The Just Stop Oil group has suspended its disruptive protests until Monday, April 25.

The eco campaigners said they want to give Prime Minister Boris Johnson the opportunity to issue a statement agreeing to their demands.

Protesters began their action on April 1, blocking key oil terminals such as the Buncefield terminal in Hemel Hempstead, Hertfordshire, and the Navigator Thames terminal in Essex.

The protests led to dry petrol pumps in parts of the East of England, including Cambridgeshire, Suffolk and Norfolk.

A Just Stop Oil letter to Boris Johnson reads: "Recent polling and the actions taken since April 1 by the Just Stop Oil coalition have demonstrated that the vast majority of the country back the coalition demand that there should be no new oil and gas.

"It is supported by scientists, academics, your own Climate Change Committee and the International Energy Agency."

It adds: "Your government has admitted this will do nothing to help ordinary people pay their bills.

"The policies that would help people now - support for home insulation and onshore wind - have been axed.

"While ordinary people struggle with the cost of living crisis driven by high oil and gas prices, the profits and the share price of BP and Shell continue to rise.

"The Just Stop Oil coalition has taken the decision to suspend activities until the April 25 to give you the opportunity to make a statement on behalf of the government that it will immediately halt all future licensing and consents for the exploration, development and production of fossil fuels in the UK."
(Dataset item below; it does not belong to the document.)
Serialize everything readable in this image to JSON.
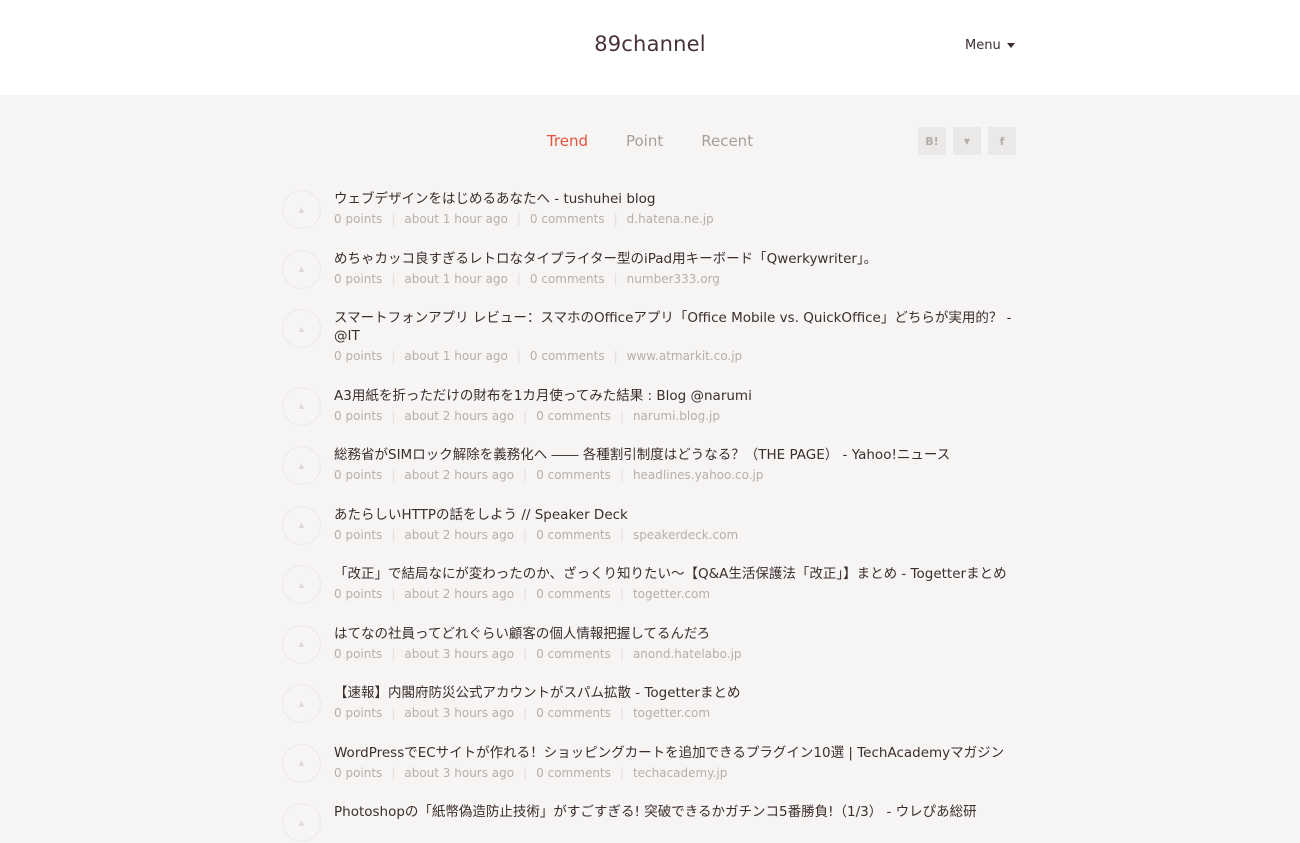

Downing Street has previously criticised the "guerrilla tactics" of the environmental protest group.

On April 11, a spokesperson for the Conservative government said: "We recognise the strength of feeling and the right to protest is a cornerstone of our democracy.

"But we won’t tolerate guerrilla tactics that obstruct people going about their day-to-day business."

The Labour Party has criticised protesters and called for the government to apply for injunctions to stop the protests.

"Motorists were already being hammered by prices at the pump, and now millions can’t even access fuel," a Labour spokesperson said.

On April 13, during a visit to Hertfordshire, Liberal Democrat leader Sir Ed Davey told the Local Democracy Reporting Service: "The police were right to make those arrests.

"This is an unlawful protest, and the police have our full support to deal with these protesters."